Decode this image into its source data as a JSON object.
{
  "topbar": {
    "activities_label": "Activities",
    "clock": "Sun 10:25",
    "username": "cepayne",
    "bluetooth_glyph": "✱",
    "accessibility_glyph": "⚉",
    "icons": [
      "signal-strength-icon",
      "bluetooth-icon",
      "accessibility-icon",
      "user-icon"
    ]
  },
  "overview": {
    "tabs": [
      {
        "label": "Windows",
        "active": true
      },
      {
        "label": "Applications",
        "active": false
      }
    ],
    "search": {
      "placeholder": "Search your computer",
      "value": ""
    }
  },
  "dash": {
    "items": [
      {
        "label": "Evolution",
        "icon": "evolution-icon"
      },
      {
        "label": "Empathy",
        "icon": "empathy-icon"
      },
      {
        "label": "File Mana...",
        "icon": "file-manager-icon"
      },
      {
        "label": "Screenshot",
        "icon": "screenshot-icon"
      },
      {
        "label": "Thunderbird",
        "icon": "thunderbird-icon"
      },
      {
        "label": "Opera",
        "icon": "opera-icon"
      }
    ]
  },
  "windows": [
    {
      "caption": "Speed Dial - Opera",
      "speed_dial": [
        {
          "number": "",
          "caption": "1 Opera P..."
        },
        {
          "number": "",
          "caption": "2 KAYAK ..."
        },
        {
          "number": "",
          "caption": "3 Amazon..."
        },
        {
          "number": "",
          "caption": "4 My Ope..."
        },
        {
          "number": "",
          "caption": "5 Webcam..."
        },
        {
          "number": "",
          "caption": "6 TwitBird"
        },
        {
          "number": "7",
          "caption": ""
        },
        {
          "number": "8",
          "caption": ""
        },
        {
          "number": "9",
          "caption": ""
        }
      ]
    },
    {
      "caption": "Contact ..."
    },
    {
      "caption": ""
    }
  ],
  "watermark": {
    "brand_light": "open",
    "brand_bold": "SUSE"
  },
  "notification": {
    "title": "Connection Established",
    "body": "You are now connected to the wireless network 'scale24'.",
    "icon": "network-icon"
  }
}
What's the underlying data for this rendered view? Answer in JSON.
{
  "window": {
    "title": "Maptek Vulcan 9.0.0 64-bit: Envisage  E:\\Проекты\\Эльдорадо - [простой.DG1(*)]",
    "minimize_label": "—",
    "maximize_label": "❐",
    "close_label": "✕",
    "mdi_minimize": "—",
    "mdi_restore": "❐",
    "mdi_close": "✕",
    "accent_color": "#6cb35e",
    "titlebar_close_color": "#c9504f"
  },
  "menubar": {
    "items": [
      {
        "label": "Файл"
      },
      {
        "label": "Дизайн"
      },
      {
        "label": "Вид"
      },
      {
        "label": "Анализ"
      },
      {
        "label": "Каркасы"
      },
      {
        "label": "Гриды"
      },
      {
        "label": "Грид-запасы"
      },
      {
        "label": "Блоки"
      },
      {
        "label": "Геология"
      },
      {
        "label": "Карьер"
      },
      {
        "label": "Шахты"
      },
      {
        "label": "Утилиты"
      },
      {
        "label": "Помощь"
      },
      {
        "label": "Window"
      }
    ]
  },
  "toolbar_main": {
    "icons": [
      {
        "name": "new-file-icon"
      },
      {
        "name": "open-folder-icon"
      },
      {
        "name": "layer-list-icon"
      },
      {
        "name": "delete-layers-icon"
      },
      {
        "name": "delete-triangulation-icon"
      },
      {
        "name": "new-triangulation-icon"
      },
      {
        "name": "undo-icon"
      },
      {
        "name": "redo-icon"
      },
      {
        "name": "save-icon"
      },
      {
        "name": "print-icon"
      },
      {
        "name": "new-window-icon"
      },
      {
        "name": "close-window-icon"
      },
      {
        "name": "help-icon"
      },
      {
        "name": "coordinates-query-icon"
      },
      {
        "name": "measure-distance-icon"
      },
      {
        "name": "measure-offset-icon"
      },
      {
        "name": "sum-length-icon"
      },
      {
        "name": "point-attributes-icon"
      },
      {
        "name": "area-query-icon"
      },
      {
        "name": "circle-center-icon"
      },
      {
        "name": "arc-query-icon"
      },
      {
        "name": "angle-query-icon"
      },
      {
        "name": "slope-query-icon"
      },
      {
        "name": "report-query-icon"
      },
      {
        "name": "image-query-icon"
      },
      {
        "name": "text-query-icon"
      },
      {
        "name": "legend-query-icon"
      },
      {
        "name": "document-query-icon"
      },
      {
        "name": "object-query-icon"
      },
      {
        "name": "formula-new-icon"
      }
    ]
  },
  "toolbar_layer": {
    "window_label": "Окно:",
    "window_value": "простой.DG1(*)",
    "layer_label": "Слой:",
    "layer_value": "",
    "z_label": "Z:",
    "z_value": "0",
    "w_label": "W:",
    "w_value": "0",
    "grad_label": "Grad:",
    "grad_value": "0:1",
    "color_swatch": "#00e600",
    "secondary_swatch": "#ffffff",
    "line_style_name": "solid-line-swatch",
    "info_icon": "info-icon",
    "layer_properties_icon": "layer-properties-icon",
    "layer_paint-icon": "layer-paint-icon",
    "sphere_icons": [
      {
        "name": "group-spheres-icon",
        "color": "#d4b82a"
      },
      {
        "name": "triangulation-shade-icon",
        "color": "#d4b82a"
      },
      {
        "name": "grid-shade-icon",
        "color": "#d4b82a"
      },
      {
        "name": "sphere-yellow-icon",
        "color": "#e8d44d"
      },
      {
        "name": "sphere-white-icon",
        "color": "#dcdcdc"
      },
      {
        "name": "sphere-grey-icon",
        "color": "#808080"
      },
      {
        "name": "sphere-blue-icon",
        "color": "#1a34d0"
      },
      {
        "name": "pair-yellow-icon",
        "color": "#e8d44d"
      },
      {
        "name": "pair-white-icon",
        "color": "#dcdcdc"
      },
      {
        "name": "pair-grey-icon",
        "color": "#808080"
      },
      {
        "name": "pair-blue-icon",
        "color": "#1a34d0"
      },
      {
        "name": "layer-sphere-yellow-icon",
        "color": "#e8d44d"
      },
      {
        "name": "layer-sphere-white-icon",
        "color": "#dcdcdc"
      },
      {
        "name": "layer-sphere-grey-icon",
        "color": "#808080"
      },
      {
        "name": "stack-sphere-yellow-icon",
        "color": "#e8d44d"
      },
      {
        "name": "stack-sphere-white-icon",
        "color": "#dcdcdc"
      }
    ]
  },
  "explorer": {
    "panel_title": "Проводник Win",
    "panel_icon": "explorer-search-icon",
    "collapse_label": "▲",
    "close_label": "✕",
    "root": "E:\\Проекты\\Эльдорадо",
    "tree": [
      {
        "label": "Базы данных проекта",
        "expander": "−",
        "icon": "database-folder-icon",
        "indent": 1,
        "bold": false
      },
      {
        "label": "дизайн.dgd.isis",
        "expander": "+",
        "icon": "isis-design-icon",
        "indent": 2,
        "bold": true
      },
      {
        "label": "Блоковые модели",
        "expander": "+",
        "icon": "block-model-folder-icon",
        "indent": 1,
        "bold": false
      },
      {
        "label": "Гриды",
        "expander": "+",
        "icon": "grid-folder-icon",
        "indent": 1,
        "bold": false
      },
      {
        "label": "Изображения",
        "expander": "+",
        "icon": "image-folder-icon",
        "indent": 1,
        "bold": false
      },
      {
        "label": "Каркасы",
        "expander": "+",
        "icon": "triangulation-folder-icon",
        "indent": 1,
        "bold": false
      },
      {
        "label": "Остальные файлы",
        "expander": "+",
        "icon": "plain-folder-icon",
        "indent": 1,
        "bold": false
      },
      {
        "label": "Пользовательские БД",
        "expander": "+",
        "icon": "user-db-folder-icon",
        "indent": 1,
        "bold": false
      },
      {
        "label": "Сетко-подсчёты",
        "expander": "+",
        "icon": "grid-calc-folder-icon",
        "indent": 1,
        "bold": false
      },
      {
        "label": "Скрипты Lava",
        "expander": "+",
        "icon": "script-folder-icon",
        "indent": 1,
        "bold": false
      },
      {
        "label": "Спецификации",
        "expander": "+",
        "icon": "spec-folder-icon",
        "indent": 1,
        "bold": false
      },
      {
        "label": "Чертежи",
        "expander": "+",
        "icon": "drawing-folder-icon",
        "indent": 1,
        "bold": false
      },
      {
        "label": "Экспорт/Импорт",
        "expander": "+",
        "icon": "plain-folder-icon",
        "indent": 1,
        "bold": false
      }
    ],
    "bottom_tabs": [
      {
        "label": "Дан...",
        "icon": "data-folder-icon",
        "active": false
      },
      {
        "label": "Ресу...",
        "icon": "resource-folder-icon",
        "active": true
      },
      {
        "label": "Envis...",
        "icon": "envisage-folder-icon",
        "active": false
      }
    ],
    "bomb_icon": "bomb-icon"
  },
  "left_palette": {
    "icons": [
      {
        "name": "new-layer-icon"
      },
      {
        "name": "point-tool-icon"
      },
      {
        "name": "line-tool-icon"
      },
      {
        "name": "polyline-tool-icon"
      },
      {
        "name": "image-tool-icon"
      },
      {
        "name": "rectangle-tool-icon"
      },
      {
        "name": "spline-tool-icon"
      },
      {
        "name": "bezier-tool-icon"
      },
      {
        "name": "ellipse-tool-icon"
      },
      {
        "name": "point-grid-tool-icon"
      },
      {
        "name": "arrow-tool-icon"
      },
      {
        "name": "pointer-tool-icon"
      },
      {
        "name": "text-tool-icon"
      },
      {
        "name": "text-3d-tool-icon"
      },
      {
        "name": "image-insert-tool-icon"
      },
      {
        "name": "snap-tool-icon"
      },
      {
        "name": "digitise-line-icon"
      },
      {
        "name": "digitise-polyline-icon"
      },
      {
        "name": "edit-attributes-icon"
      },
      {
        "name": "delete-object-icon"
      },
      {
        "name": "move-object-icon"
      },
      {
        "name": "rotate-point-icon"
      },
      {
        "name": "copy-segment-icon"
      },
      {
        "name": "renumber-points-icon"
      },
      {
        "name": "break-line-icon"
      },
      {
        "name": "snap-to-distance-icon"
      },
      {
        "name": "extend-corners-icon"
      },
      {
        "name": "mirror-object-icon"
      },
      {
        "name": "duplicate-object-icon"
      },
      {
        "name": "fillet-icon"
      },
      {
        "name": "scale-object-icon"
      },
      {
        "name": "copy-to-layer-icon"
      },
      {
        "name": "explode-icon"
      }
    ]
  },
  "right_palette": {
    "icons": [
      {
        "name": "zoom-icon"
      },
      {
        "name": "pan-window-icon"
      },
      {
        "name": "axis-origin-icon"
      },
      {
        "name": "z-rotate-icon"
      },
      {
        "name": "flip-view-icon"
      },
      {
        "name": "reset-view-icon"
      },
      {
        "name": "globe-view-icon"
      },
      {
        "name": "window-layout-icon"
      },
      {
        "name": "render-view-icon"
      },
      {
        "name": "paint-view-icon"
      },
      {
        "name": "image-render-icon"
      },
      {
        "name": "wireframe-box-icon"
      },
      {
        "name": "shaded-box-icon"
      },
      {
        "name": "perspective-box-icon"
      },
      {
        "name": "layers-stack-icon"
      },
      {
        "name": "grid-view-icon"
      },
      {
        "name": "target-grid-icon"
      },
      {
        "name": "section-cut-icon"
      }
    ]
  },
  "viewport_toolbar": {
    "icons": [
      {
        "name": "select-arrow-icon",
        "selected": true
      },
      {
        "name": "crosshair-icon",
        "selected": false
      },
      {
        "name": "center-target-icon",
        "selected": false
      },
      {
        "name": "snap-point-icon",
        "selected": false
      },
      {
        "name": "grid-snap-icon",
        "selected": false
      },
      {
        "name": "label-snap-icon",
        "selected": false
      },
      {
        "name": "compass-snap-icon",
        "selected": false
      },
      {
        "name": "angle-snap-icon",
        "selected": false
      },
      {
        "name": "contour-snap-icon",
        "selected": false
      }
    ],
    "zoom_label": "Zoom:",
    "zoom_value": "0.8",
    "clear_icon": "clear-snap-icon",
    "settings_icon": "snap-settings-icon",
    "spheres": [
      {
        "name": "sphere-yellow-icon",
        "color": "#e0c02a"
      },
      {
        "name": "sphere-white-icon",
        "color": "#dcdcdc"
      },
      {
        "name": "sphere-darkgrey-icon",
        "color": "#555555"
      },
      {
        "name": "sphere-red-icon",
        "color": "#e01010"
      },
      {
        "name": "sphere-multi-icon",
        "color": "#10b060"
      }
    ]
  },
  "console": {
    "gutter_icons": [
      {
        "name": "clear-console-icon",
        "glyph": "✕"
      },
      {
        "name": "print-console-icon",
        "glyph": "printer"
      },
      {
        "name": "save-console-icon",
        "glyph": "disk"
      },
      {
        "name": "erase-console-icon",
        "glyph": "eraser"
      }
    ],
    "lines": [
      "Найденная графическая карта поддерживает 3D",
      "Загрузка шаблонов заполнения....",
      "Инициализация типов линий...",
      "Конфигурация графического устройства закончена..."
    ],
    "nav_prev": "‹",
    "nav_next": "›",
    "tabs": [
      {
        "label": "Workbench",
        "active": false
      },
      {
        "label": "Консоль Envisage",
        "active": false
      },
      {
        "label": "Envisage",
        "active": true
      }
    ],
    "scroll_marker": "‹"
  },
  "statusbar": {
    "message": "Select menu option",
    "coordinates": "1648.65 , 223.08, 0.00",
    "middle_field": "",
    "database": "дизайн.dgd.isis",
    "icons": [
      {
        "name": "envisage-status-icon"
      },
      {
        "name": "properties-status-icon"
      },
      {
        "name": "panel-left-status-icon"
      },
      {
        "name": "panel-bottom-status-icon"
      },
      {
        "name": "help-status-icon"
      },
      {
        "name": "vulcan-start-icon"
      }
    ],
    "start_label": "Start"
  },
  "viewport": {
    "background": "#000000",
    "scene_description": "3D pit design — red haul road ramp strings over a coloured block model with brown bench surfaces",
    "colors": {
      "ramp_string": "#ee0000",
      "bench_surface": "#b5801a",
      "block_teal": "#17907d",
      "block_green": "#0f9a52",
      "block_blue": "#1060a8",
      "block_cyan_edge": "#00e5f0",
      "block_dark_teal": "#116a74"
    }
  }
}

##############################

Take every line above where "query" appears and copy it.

▶ **REPLY**
        "name": "coordinates-query-icon"
        "name": "area-query-icon"
        "name": "arc-query-icon"
        "name": "angle-query-icon"
        "name": "slope-query-icon"
        "name": "report-query-icon"
        "name": "image-query-icon"
        "name": "text-query-icon"
        "name": "legend-query-icon"
        "name": "document-query-icon"
        "name": "object-query-icon"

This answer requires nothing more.